This summary is presented by the IPR Behavioral Insights Research Center
Implications for Public Relations
Public relations professionals should be careful when using norm messaging as it can backfire depending on how people interpret the norms. Using descriptive norms that explain the prevalence of a behaviour may be more effective that injunctive norms which focus on approval, when attempting to dissuade against a behaviour.
Although this study focuses specifically on drinking behaviour among young adults, it contributes to a growing literature on how social norms can be highly influential across multiple domains and an effective tool for public relations professionals. Practitioners can utilize statistics regarding behaviour prevalence and approval to motivate behaviour change based on the principle that people strive to fit into social groups and modulate their behaviour in order to be accepted.
The findings of this study also highlight the importance of evaluating the impact of norm messaging before implementation, recognizing that injunctive and descriptive norm message may have different outcomes. Adding information about social norms can be effective for changing behaviour, but it can also have negative consequences. Messaging that emphasize people’s disproval of a behaviour may backfire if it leads to the belief that the behaviour is highly prevalent. Enlisting the help of behavioural scientists can ensure that communication strategies incorporate nudging effectively and appropriately.
Social norms are understandings or expectations of how a social group thinks or behaves. They are used as guides for determining if behaviour is appropriate or not. Communications can influence behaviour by making these norms more salient or by changing perceptions of them. Social norms can be characterized as descriptive or injunctive. Descriptive norms describe observations of how people commonly behave, while injunctive norms describe others’ beliefs on how people should behave.
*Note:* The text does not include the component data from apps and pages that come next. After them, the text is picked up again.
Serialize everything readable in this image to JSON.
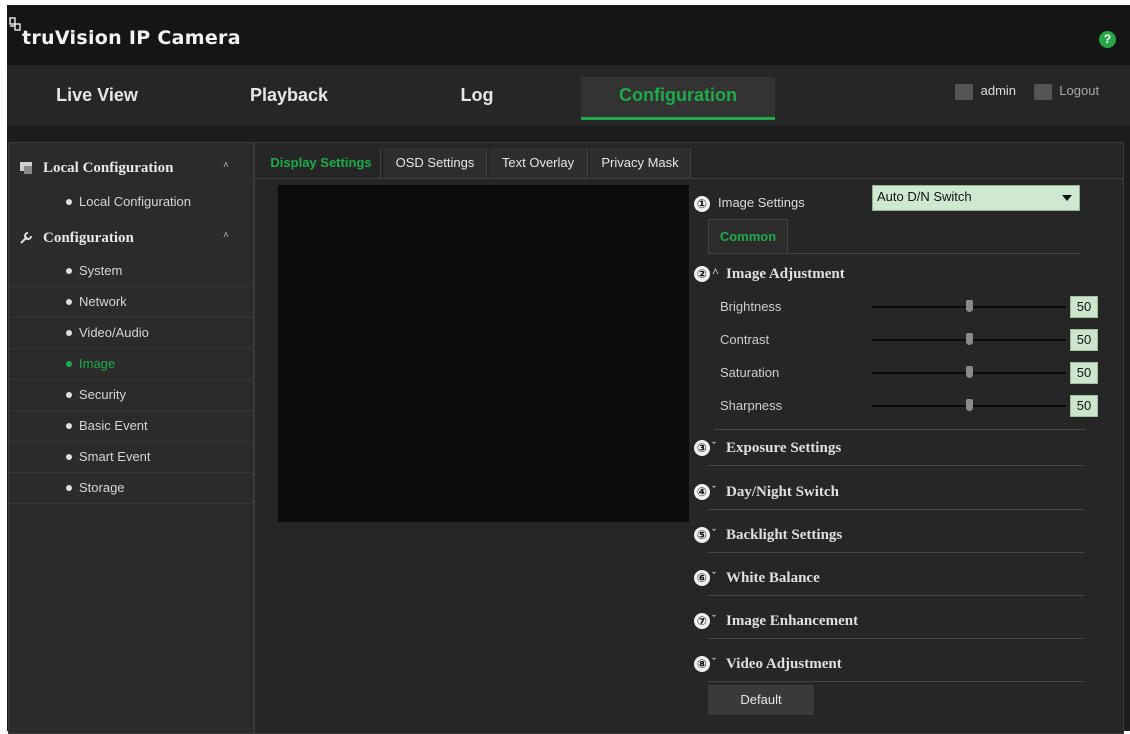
{
  "app": {
    "title": "truVision IP Camera",
    "help_icon": "help-icon"
  },
  "nav": {
    "tabs": [
      {
        "label": "Live View"
      },
      {
        "label": "Playback"
      },
      {
        "label": "Log"
      },
      {
        "label": "Configuration",
        "active": true
      }
    ],
    "user": "admin",
    "logout": "Logout"
  },
  "sidebar": {
    "groups": [
      {
        "label": "Local Configuration",
        "icon": "local-config-icon",
        "items": [
          "Local Configuration"
        ]
      },
      {
        "label": "Configuration",
        "icon": "wrench-icon",
        "items": [
          "System",
          "Network",
          "Video/Audio",
          "Image",
          "Security",
          "Basic Event",
          "Smart Event",
          "Storage"
        ]
      }
    ],
    "active_item": "Image"
  },
  "subtabs": [
    "Display Settings",
    "OSD Settings",
    "Text Overlay",
    "Privacy Mask"
  ],
  "settings": {
    "image_settings_num": "①",
    "image_settings_label": "Image Settings",
    "image_settings_value": "Auto D/N Switch",
    "common_tab": "Common",
    "adjust_num": "②",
    "adjust_title": "Image Adjustment",
    "sliders": [
      {
        "label": "Brightness",
        "value": "50"
      },
      {
        "label": "Contrast",
        "value": "50"
      },
      {
        "label": "Saturation",
        "value": "50"
      },
      {
        "label": "Sharpness",
        "value": "50"
      }
    ],
    "sections": [
      {
        "num": "③",
        "title": "Exposure Settings"
      },
      {
        "num": "④",
        "title": "Day/Night Switch"
      },
      {
        "num": "⑤",
        "title": "Backlight Settings"
      },
      {
        "num": "⑥",
        "title": "White Balance"
      },
      {
        "num": "⑦",
        "title": "Image Enhancement"
      },
      {
        "num": "⑧",
        "title": "Video Adjustment"
      }
    ],
    "default_button": "Default"
  },
  "colors": {
    "accent": "#1faa4b",
    "background": "#1d1d1d",
    "panel": "#262626"
  }
}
Smith and colleagues examined how different normative messaging influenced binge drinking behaviour among university students, specifically chugging or bolting, where large amounts of alcohol are consumed without pause. Alcohol consumption is a behaviour that has been shown to be heavily guided by social norms. Students often overestimate binge drinking norms, believing it is a more common and accepted behaviour than it actually is.
Participants were shown anti-binge drinking campaign posters that discouraged the behaviour, with and without an injunctive norm that indicated that a majority of students disapproved of the behaviour. The results showed that poster messaging without norm messaging had no impact of behavioural intentions and the inclusion of an injunctive norm actually backfired. Participants who saw the posters with the injunctive norm had greater perceptions that chugging was a common behaviour among their peers, which led to stronger intentions to partake in it. One explanation for this finding is that there was conflict between the injunctive norm message and the poster’s image of a student chugging. Although the message is that the majority of their peers disapprove of the behaviour, it may also have implied that it is a common thing to do.
In a follow-up study, the authors examined the effects of using descriptive norm messaging instead. The message that a majority of students don’t partake in chugging improved the impact of the campaign, by leading to lower binge drinking intentions. Together, the findings demonstrate that adding descriptive norms to the poster messaging can help reduce binge-drinking behaviour among students, whereas adding injunctive norms may have the opposite effect, despite research in other areas of health promotion finding injunctive norm messaging to be effective. When trying to dissuade someone from engaging in a specific behaviour, the use of injunctive norm messaging may suggest that the behaviour is more common, hence the need to dissuade. Given that it is prevalent, they may think it is more appropriate to do.
Smith, J. R., Louis, W. R., & Abraham, C. (2017). When and how does normative feedback reduce intentions to drink irresponsibly? an experimental investigation. Addiction Research & Theory, 26(4), 256-266. https://doi.org/10.1080/16066359.2017.1359572